The “stretching” government target on nuclear energy is the right direction but ministers need to be clear on how they propose to get there in order to encourage investment, MPs on the House of Commons science, innovation and technology committee said.
Their report is the latest criticism of the government over its progress towards meeting the UK’s net zero carbon emissions goal by 2050.
The Climate Change Committee, which advises ministers, said in June that the UK’s progress on cutting emissions was “worryingly slow”.
In 2022, then prime minister Boris Johnson announced that the government wanted the UK to have about 24 gigawatts of nuclear power generation capacity by 2050 — supplying about a quarter of the country’s electricity.

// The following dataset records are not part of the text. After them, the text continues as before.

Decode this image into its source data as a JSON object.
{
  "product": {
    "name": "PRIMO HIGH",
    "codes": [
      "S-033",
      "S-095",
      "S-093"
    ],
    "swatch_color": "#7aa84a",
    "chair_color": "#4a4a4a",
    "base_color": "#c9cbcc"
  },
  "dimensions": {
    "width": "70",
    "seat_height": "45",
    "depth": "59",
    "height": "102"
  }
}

That compares to less than 7GW now.
The target was set partly in response to surging energy prices connected to Russia’s full-scale invasion of Ukraine — with the UK government keen to cut reliance on imported gas.
However, the committee said this had not been followed up with a strategic plan.
It highlighted continuing uncertainty over, among other things, what mix of nuclear technologies the government intends to meet the target and the shape of state support.
The committee said the UK’s nuclear workforce of about 65,000 will “need to more than double”.
The MPs said: “Witnesses to our inquiry characterised the government’s energy security strategy, published in April 2022, as more of a ‘wish list’ than a strategy to achieve those ambitions.”
The committee called on government to develop a “comprehensive nuclear strategic plan” by the end of this parliament.
Tom Greatrex, chair of the Nuclear Industry Association, a trade body, welcomed the recommendation, adding: “The UK is well positioned to become a global hub for nuclear investment . . . If we don’t act now, we will lose out on energy security, environmental sustainability and jobs for our people.”
The energy department highlighted this month’s launch of Great British Nuclear, a government body to oversee nuclear development “which will help generate billions for the UK economy and support thousands of jobs”.
It added: “We have already made clear we will publish a nuclear road map . . . Nuclear has a vital role to play in reaching net zero and boosting energy security.”